Excerpted data:
• • •

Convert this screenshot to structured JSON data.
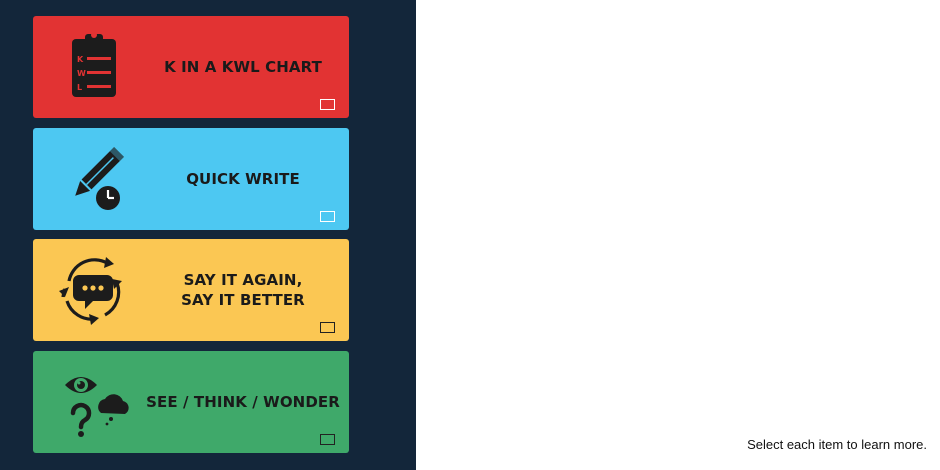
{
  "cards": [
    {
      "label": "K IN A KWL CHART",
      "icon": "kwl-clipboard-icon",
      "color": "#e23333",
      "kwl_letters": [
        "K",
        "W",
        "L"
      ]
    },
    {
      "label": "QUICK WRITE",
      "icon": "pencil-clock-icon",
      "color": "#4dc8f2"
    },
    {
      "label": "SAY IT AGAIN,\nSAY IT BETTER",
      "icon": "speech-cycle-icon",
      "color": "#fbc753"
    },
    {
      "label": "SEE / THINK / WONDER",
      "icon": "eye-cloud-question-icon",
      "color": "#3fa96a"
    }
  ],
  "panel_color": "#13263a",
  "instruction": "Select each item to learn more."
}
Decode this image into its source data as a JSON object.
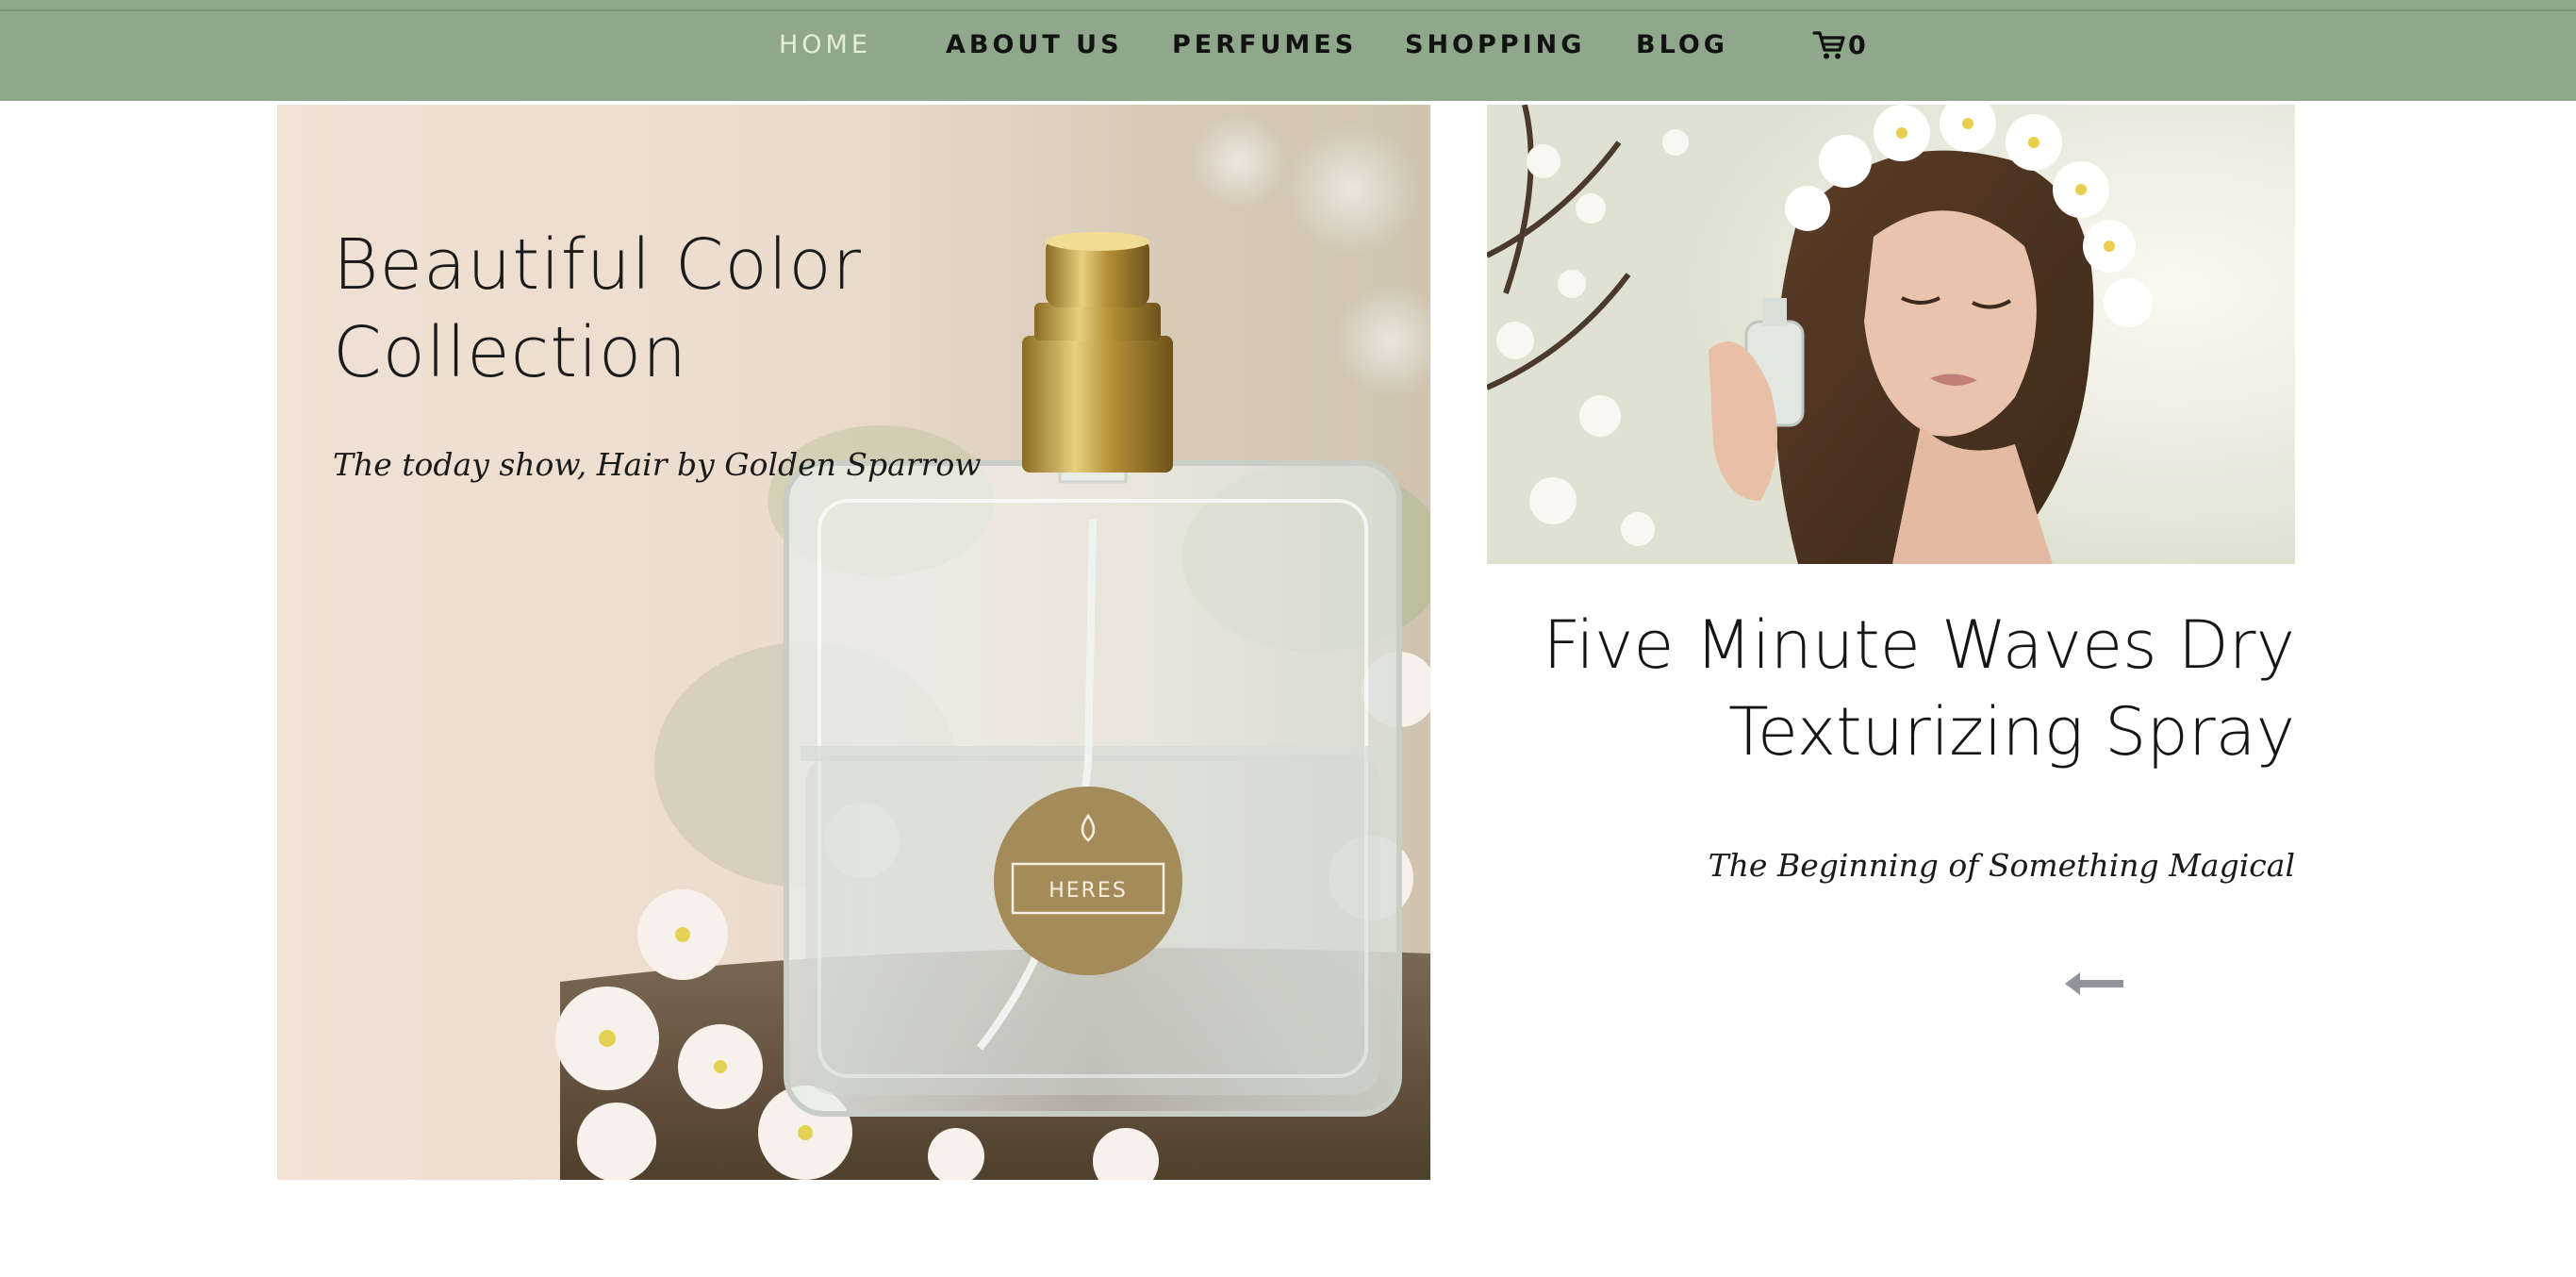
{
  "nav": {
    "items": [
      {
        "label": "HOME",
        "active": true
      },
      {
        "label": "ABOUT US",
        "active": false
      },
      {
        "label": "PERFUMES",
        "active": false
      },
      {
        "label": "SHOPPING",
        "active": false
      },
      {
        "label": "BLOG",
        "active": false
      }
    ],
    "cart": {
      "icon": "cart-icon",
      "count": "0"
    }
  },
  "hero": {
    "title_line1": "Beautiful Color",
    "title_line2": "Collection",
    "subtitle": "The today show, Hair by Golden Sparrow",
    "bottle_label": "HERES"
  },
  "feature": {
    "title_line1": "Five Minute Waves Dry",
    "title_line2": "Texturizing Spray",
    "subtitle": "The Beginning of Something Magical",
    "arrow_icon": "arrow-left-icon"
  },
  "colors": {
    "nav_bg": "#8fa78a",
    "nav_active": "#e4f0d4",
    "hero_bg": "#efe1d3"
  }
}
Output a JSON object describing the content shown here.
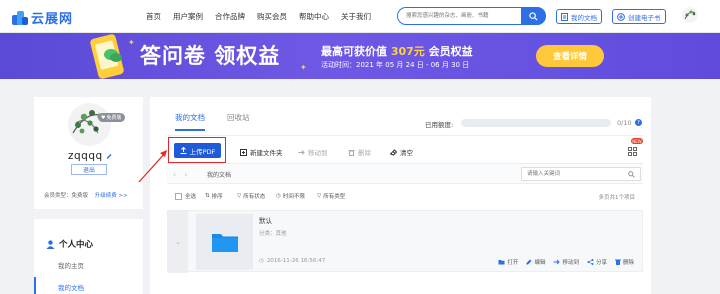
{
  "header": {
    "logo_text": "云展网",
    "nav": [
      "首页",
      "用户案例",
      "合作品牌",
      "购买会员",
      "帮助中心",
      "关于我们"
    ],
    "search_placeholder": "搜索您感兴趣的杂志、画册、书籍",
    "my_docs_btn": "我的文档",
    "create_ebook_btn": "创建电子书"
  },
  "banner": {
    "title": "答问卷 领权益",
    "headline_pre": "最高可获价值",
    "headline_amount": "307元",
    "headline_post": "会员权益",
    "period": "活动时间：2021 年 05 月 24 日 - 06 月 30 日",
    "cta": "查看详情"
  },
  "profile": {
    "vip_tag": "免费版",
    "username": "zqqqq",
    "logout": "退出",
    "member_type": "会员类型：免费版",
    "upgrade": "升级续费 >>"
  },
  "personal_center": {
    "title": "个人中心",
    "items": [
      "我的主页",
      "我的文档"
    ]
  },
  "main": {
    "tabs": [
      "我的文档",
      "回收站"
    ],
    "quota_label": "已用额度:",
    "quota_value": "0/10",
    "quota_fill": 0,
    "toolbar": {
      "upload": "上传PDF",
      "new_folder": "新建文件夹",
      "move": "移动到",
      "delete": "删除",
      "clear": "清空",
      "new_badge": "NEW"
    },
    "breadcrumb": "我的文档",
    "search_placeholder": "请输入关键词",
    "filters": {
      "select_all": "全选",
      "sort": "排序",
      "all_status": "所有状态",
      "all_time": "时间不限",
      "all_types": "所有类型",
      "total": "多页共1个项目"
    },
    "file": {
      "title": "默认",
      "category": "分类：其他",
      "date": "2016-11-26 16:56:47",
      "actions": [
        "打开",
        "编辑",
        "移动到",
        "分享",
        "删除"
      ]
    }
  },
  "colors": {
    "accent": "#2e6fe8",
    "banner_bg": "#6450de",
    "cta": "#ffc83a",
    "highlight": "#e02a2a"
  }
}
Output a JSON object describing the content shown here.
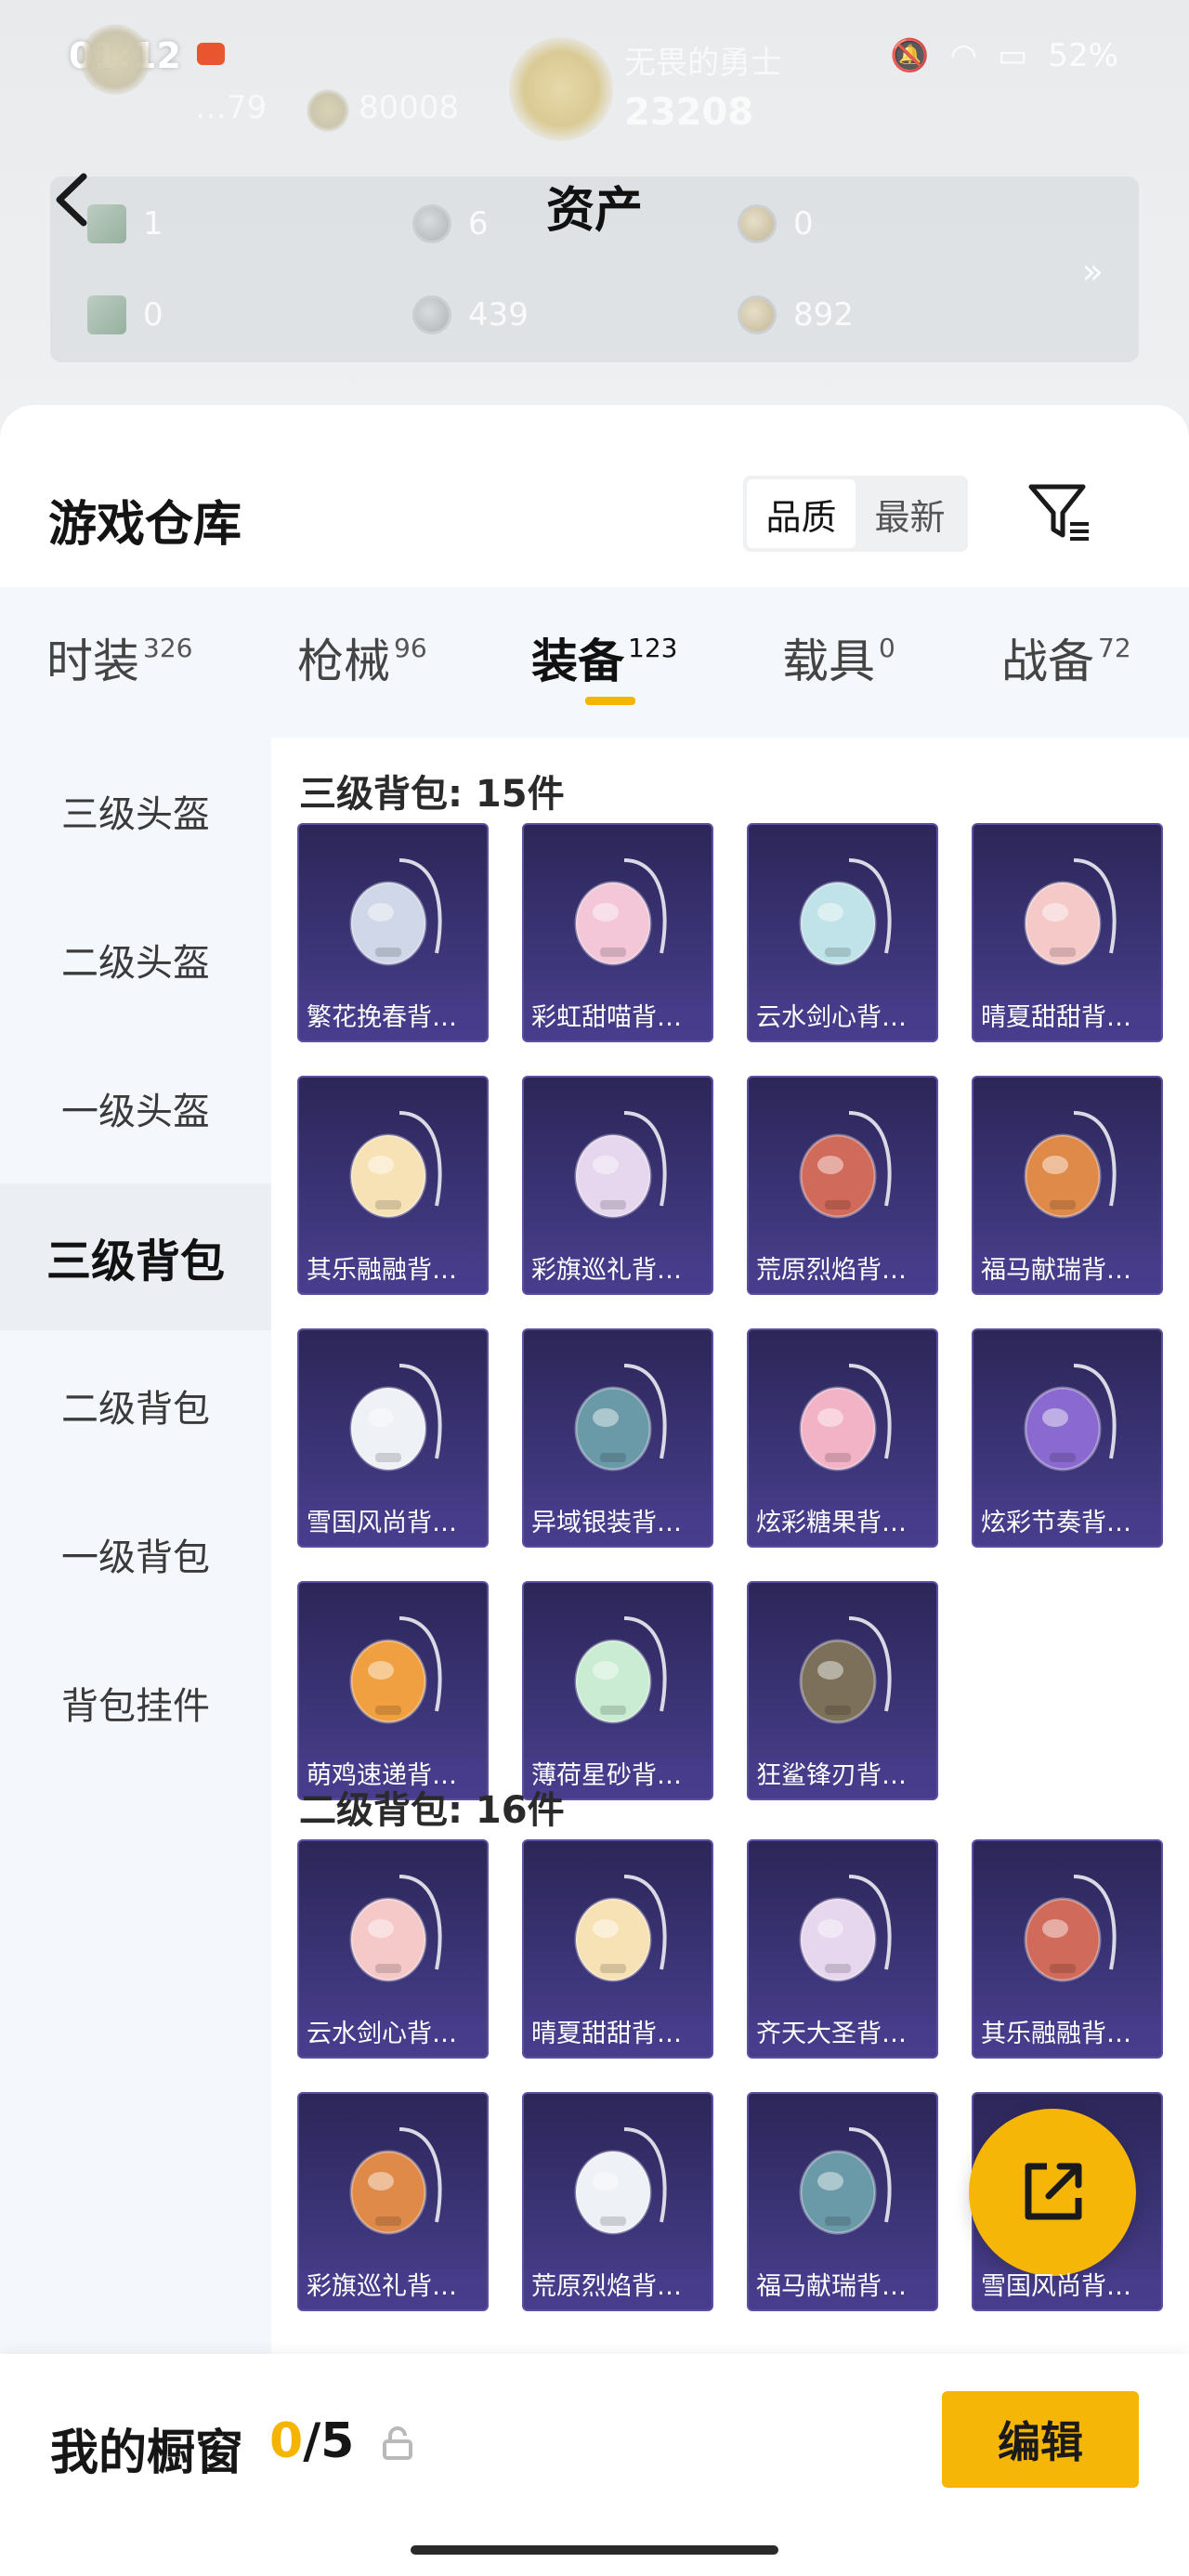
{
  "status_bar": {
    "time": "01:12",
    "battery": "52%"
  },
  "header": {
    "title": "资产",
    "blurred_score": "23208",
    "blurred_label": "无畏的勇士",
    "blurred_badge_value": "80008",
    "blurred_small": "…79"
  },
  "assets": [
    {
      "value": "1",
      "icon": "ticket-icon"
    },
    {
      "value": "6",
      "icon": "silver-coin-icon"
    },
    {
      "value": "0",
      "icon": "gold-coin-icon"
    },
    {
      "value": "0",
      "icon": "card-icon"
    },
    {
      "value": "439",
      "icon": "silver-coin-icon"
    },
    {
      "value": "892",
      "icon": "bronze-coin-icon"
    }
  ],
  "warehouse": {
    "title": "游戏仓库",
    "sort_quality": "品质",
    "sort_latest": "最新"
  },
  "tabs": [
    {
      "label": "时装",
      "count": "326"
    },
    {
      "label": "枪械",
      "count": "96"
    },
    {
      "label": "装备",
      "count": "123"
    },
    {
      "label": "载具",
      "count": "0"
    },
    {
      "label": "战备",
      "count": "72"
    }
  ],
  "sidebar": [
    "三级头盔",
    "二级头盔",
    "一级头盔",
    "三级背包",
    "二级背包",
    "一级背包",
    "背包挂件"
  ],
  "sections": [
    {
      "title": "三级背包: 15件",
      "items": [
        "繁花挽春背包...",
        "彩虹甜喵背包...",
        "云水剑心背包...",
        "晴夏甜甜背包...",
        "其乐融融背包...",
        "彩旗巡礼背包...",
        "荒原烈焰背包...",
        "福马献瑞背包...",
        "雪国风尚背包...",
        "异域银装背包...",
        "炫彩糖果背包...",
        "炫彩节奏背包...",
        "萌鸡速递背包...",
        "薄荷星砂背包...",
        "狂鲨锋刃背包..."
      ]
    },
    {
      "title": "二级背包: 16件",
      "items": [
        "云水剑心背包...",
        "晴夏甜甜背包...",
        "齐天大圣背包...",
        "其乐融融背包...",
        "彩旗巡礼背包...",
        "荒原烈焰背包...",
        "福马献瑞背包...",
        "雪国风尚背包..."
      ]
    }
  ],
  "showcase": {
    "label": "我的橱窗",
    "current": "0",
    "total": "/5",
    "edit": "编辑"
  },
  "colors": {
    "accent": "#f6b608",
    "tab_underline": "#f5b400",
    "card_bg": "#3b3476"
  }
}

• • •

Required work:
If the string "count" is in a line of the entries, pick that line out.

Exercise answer:
      "count": "0"
      "count": "326"
      "count": "96"
      "count": "123"
      "count": "0"
      "count": "72"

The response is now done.